The demise of the Korean region is greatly exaggerated. As long as League of Legends continues to be the most played online game in Korea — and it currently is by a wide margin — then South Korea will always be sending teams to events as favorites to win it all. With PC Bangs all across Korea and new kids picking up the game daily with their friends, diamonds in the rough will continue to appear across solo queue, and it will be up to the SKT's and KT's of the world, organizations that have been scouting talent for over a decade, to bring out their full potential.

Korea is no longer the sole king that rules over the rest of the world. But no matter how much talent the international scene poaches from Korea, there will always be the next player to develop under their tutelage. As long as the interest of the game and infrastructure that KeSPA has built over the years still stands, the next generation of great teams from South Korea will always be right around the corner.

Congratulations to China. They've built a great league, allocated the necessary amount money into getting the best players and coaches possible, and have made the hybrid team format work to their advantage. They won the Mid-Season Invitational, and no, it wasn't simply the Korean players giving them the win: Clearlove was the best jungler at the tournament, Koro1 proved he is one of the best players in the world at his position, and Meiko came up big, outplaying the veteran Wolf, as a rookie at his first major international event.

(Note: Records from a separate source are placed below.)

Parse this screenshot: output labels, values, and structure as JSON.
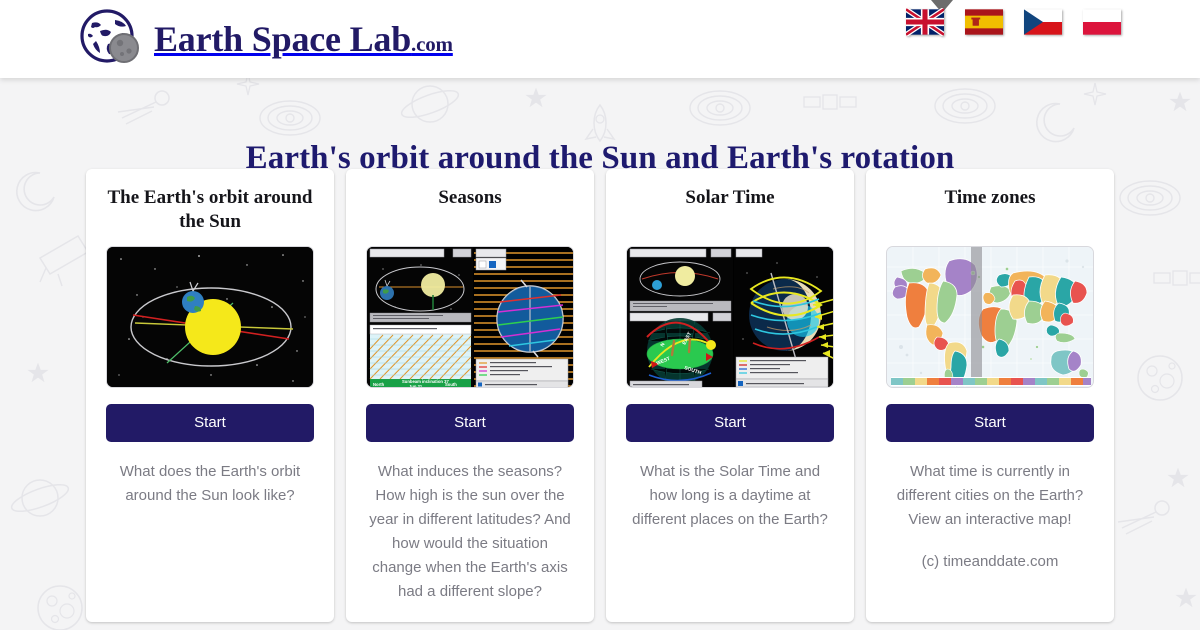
{
  "header": {
    "brand_name": "Earth Space Lab",
    "brand_tld": ".com",
    "logo_icon": "earth-moon-globe-icon",
    "languages": [
      {
        "code": "en",
        "label": "English",
        "icon": "flag-united-kingdom-icon",
        "selected": true
      },
      {
        "code": "es",
        "label": "Espanol",
        "icon": "flag-spain-icon",
        "selected": false
      },
      {
        "code": "cs",
        "label": "Cestina",
        "icon": "flag-czech-republic-icon",
        "selected": false
      },
      {
        "code": "pl",
        "label": "Polski",
        "icon": "flag-poland-icon",
        "selected": false
      }
    ]
  },
  "page": {
    "title": "Earth's orbit around the Sun and Earth's rotation",
    "background": "#f4f4f5",
    "title_color": "#1e1a6e",
    "accent_color": "#221a66",
    "desc_color": "#7b7b84"
  },
  "cards": [
    {
      "title": "The Earth's orbit around the Sun",
      "thumb_icon": "earth-orbit-around-sun-thumbnail",
      "button_label": "Start",
      "description": "What does the Earth's orbit around the Sun look like?",
      "credit": ""
    },
    {
      "title": "Seasons",
      "thumb_icon": "seasons-simulation-thumbnail",
      "button_label": "Start",
      "description": "What induces the seasons? How high is the sun over the year in different latitudes? And how would the situation change when the Earth's axis had a different slope?",
      "credit": ""
    },
    {
      "title": "Solar Time",
      "thumb_icon": "solar-time-simulation-thumbnail",
      "button_label": "Start",
      "description": "What is the Solar Time and how long is a daytime at different places on the Earth?",
      "credit": ""
    },
    {
      "title": "Time zones",
      "thumb_icon": "world-time-zones-map-thumbnail",
      "button_label": "Start",
      "description": "What time is currently in different cities on the Earth? View an interactive map!",
      "credit": "(c) timeanddate.com"
    }
  ]
}
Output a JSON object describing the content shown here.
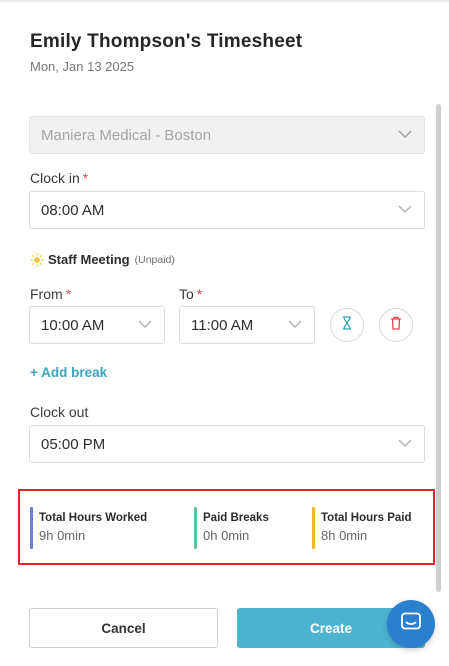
{
  "header": {
    "title": "Emily Thompson's Timesheet",
    "date": "Mon, Jan 13 2025"
  },
  "location": {
    "value": "Maniera Medical - Boston"
  },
  "clock_in": {
    "label": "Clock in",
    "required": "*",
    "value": "08:00 AM"
  },
  "break": {
    "name": "Staff Meeting",
    "type": "(Unpaid)",
    "from_label": "From",
    "to_label": "To",
    "required": "*",
    "from_value": "10:00 AM",
    "to_value": "11:00 AM"
  },
  "add_break": {
    "label": "+ Add break"
  },
  "clock_out": {
    "label": "Clock out",
    "value": "05:00 PM"
  },
  "summary": [
    {
      "label": "Total Hours Worked",
      "value": "9h 0min",
      "color": "#6b7fd7"
    },
    {
      "label": "Paid Breaks",
      "value": "0h 0min",
      "color": "#5cc3a0"
    },
    {
      "label": "Total Hours Paid",
      "value": "8h 0min",
      "color": "#f0b429"
    }
  ],
  "actions": {
    "cancel": "Cancel",
    "create": "Create"
  },
  "icons": {
    "chevron": "chevron-down-icon",
    "sun": "sun-icon",
    "hourglass": "hourglass-icon",
    "delete": "trash-icon",
    "chat": "chat-icon"
  },
  "colors": {
    "accent": "#4cb4d0",
    "required": "#e5474b",
    "highlight": "#e5222a",
    "chat": "#2a7fcf"
  }
}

But Korea will regroup, rebuild, and come back even stronger at the World Championships, the true final battleground of the 2015 season. As it's been in StarCraft: Brood War and StarCraft 2 over the last ten plus years, there is nothing that Korean teams hate more than losing to international competition. China might have won the battle of the offseason transactions, and Edward Gaming have struck the first blow at the Mid-Season Invitational, but be it SK Telecom T1, KT Rolster, GE Tigers, or any Korean team with the chance at making Worlds — they plan to win the war this October.

Tyler "Fionn" Erzberger is a staff writer for The Score eSports. He is now tired from all of his Mid-Season Invitational writing, so he is going to go buy a giant cookie and eat it.